### MATERIAL PROVIDED
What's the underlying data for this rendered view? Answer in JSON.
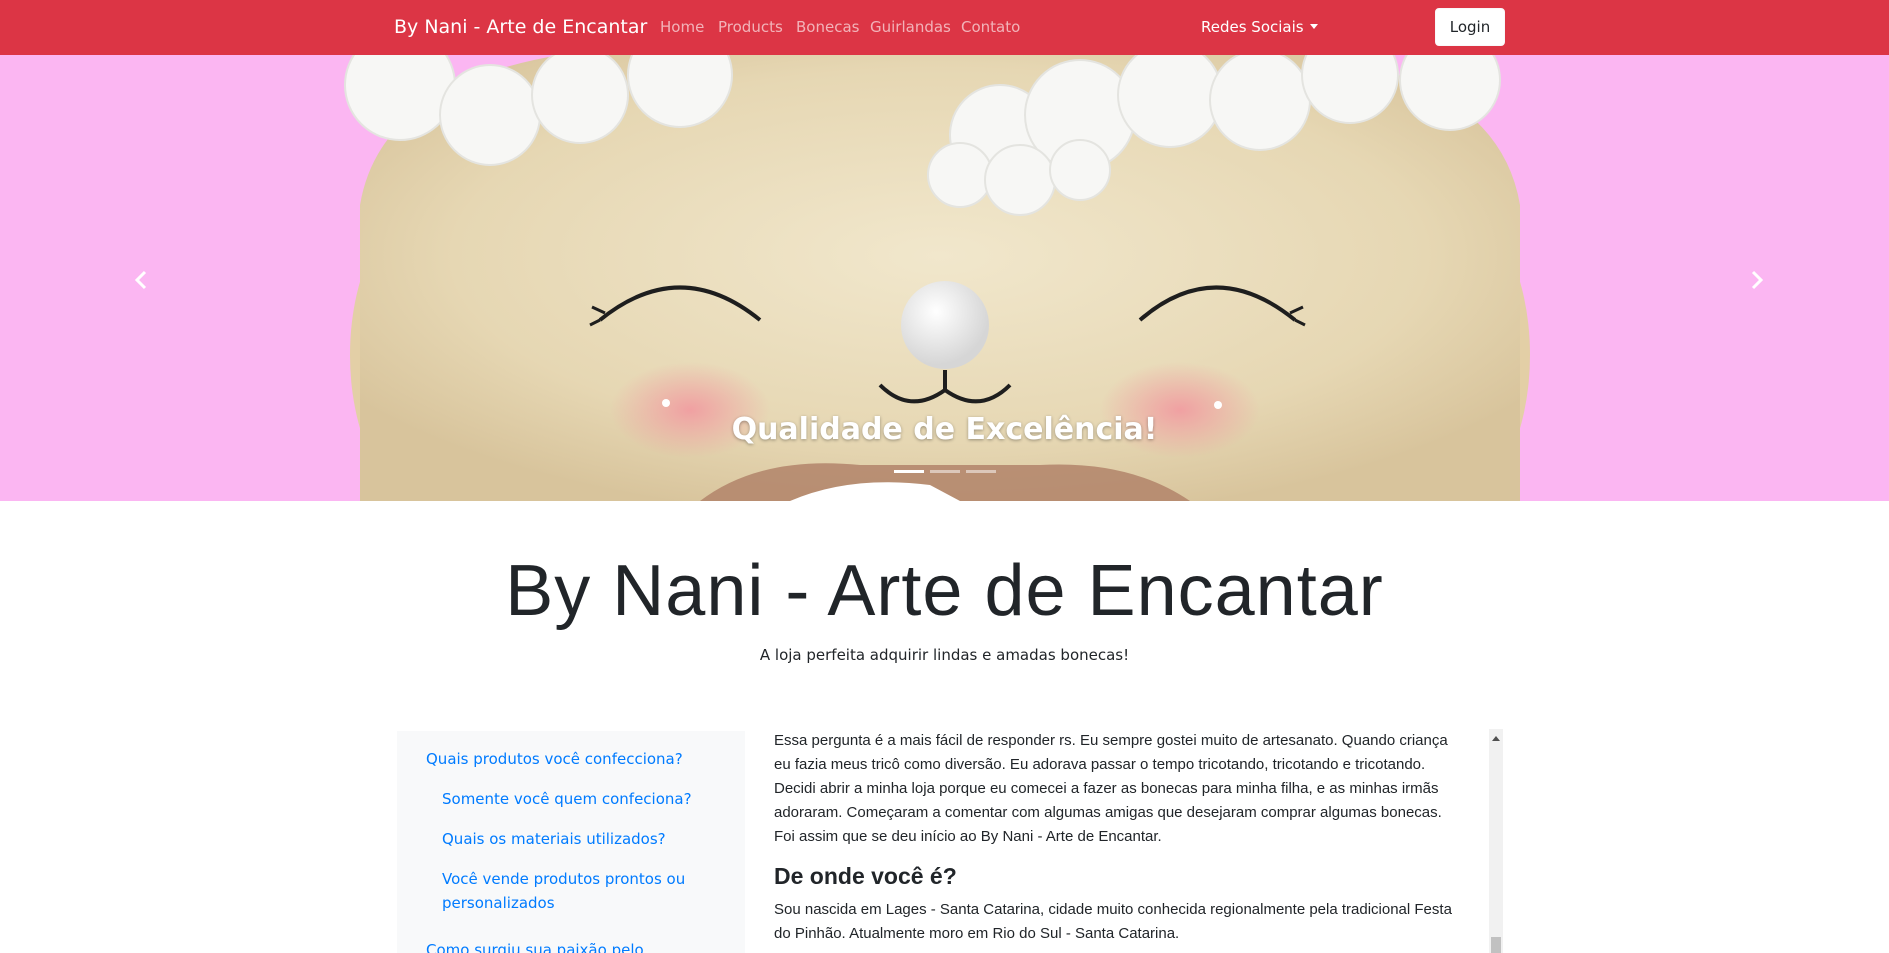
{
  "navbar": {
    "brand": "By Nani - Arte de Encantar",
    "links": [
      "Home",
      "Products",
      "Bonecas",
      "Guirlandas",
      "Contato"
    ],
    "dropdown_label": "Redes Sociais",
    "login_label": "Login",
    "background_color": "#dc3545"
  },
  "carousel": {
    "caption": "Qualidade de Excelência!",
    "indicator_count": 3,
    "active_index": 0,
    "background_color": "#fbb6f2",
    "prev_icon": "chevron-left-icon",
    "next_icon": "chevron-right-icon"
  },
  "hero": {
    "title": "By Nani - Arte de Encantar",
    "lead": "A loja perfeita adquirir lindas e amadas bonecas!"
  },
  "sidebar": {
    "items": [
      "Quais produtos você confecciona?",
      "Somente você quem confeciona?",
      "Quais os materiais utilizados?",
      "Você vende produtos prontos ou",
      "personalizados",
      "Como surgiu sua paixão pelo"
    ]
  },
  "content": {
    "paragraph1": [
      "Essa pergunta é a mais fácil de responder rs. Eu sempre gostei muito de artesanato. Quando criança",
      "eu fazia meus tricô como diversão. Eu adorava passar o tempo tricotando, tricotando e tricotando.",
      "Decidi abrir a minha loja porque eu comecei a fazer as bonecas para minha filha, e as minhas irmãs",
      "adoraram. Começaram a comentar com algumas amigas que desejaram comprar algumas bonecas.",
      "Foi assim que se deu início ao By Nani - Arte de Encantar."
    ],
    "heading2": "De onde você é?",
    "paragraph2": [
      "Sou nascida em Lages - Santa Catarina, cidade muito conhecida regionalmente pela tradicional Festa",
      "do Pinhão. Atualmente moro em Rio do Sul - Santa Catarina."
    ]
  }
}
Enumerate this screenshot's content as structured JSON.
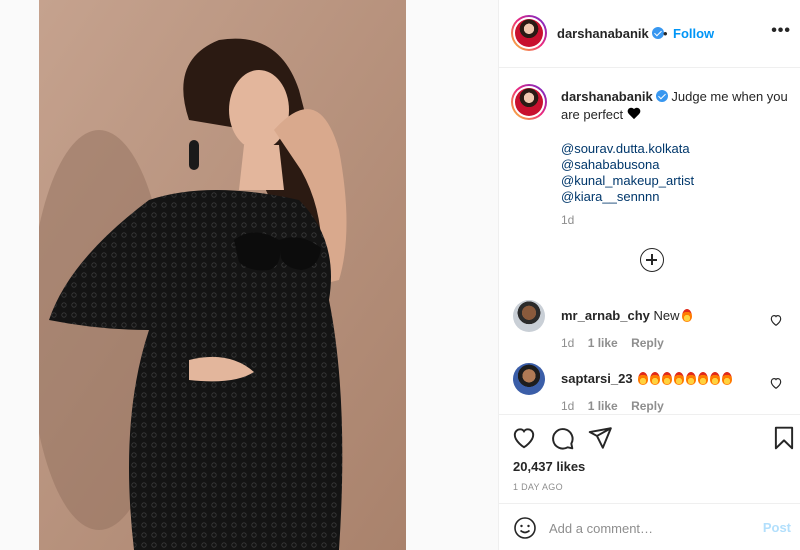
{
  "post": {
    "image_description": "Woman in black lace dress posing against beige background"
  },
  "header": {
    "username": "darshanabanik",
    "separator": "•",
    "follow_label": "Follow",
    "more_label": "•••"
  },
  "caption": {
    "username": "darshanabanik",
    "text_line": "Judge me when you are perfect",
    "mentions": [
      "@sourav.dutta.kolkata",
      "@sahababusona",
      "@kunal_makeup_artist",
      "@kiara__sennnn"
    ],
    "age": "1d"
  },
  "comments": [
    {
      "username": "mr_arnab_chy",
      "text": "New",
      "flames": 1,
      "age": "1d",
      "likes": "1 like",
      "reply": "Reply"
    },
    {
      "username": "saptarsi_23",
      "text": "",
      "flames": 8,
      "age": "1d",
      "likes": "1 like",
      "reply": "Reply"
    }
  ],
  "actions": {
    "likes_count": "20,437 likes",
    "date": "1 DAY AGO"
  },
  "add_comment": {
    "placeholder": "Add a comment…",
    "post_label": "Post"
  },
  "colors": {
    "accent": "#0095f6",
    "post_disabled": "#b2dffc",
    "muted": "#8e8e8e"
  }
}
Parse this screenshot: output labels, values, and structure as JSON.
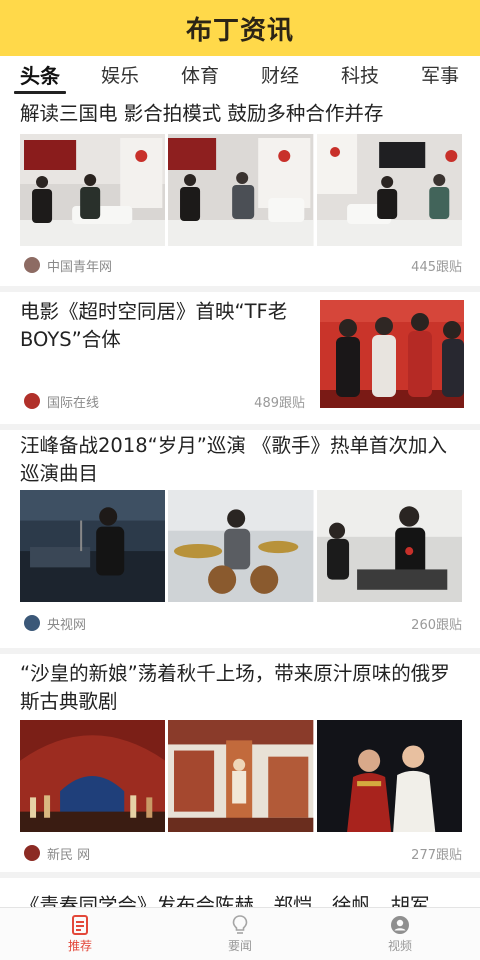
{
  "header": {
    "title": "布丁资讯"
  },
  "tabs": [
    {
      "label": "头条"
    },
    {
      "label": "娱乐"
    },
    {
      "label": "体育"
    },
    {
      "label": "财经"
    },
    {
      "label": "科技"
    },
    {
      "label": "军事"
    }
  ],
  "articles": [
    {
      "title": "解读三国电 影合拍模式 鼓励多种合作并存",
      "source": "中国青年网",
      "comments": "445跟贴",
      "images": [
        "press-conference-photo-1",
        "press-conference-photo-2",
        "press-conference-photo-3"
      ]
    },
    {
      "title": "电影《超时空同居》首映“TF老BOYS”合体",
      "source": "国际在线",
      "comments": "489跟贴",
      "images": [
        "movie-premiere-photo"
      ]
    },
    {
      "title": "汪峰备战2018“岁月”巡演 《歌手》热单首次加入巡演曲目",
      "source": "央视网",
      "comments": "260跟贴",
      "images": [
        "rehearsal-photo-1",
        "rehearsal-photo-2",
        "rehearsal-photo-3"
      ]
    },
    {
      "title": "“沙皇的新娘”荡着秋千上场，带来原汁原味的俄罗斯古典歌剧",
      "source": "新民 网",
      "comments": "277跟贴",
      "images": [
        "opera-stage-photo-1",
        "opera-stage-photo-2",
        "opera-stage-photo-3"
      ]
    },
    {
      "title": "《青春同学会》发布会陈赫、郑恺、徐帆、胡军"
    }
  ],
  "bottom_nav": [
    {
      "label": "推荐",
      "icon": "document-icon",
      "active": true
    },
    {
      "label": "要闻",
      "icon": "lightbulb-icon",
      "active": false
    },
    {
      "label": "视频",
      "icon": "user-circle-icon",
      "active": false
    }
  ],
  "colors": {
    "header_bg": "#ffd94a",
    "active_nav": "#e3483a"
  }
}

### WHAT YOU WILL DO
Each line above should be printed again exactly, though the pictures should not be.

### EXERCISE RESPONSE
What's the underlying data for this rendered view? Answer in JSON.
{
  "navbar": {
    "brand": "By Nani - Arte de Encantar",
    "links": [
      "Home",
      "Products",
      "Bonecas",
      "Guirlandas",
      "Contato"
    ],
    "dropdown_label": "Redes Sociais",
    "login_label": "Login",
    "background_color": "#dc3545"
  },
  "carousel": {
    "caption": "Qualidade de Excelência!",
    "indicator_count": 3,
    "active_index": 0,
    "background_color": "#fbb6f2",
    "prev_icon": "chevron-left-icon",
    "next_icon": "chevron-right-icon"
  },
  "hero": {
    "title": "By Nani - Arte de Encantar",
    "lead": "A loja perfeita adquirir lindas e amadas bonecas!"
  },
  "sidebar": {
    "items": [
      "Quais produtos você confecciona?",
      "Somente você quem confeciona?",
      "Quais os materiais utilizados?",
      "Você vende produtos prontos ou",
      "personalizados",
      "Como surgiu sua paixão pelo"
    ]
  },
  "content": {
    "paragraph1": [
      "Essa pergunta é a mais fácil de responder rs. Eu sempre gostei muito de artesanato. Quando criança",
      "eu fazia meus tricô como diversão. Eu adorava passar o tempo tricotando, tricotando e tricotando.",
      "Decidi abrir a minha loja porque eu comecei a fazer as bonecas para minha filha, e as minhas irmãs",
      "adoraram. Começaram a comentar com algumas amigas que desejaram comprar algumas bonecas.",
      "Foi assim que se deu início ao By Nani - Arte de Encantar."
    ],
    "heading2": "De onde você é?",
    "paragraph2": [
      "Sou nascida em Lages - Santa Catarina, cidade muito conhecida regionalmente pela tradicional Festa",
      "do Pinhão. Atualmente moro em Rio do Sul - Santa Catarina."
    ]
  }
}
Enumerate this screenshot's content as structured JSON.
{
  "post": {
    "image_description": "Woman in black lace dress posing against beige background"
  },
  "header": {
    "username": "darshanabanik",
    "separator": "•",
    "follow_label": "Follow",
    "more_label": "•••"
  },
  "caption": {
    "username": "darshanabanik",
    "text_line": "Judge me when you are perfect",
    "mentions": [
      "@sourav.dutta.kolkata",
      "@sahababusona",
      "@kunal_makeup_artist",
      "@kiara__sennnn"
    ],
    "age": "1d"
  },
  "comments": [
    {
      "username": "mr_arnab_chy",
      "text": "New",
      "flames": 1,
      "age": "1d",
      "likes": "1 like",
      "reply": "Reply"
    },
    {
      "username": "saptarsi_23",
      "text": "",
      "flames": 8,
      "age": "1d",
      "likes": "1 like",
      "reply": "Reply"
    }
  ],
  "actions": {
    "likes_count": "20,437 likes",
    "date": "1 DAY AGO"
  },
  "add_comment": {
    "placeholder": "Add a comment…",
    "post_label": "Post"
  },
  "colors": {
    "accent": "#0095f6",
    "post_disabled": "#b2dffc",
    "muted": "#8e8e8e"
  }
}
Parse this screenshot: output labels, values, and structure as JSON.
{
  "header": {
    "title": "布丁资讯"
  },
  "tabs": [
    {
      "label": "头条"
    },
    {
      "label": "娱乐"
    },
    {
      "label": "体育"
    },
    {
      "label": "财经"
    },
    {
      "label": "科技"
    },
    {
      "label": "军事"
    }
  ],
  "articles": [
    {
      "title": "解读三国电 影合拍模式 鼓励多种合作并存",
      "source": "中国青年网",
      "comments": "445跟贴",
      "images": [
        "press-conference-photo-1",
        "press-conference-photo-2",
        "press-conference-photo-3"
      ]
    },
    {
      "title": "电影《超时空同居》首映“TF老BOYS”合体",
      "source": "国际在线",
      "comments": "489跟贴",
      "images": [
        "movie-premiere-photo"
      ]
    },
    {
      "title": "汪峰备战2018“岁月”巡演 《歌手》热单首次加入巡演曲目",
      "source": "央视网",
      "comments": "260跟贴",
      "images": [
        "rehearsal-photo-1",
        "rehearsal-photo-2",
        "rehearsal-photo-3"
      ]
    },
    {
      "title": "“沙皇的新娘”荡着秋千上场，带来原汁原味的俄罗斯古典歌剧",
      "source": "新民 网",
      "comments": "277跟贴",
      "images": [
        "opera-stage-photo-1",
        "opera-stage-photo-2",
        "opera-stage-photo-3"
      ]
    },
    {
      "title": "《青春同学会》发布会陈赫、郑恺、徐帆、胡军"
    }
  ],
  "bottom_nav": [
    {
      "label": "推荐",
      "icon": "document-icon",
      "active": true
    },
    {
      "label": "要闻",
      "icon": "lightbulb-icon",
      "active": false
    },
    {
      "label": "视频",
      "icon": "user-circle-icon",
      "active": false
    }
  ],
  "colors": {
    "header_bg": "#ffd94a",
    "active_nav": "#e3483a"
  }
}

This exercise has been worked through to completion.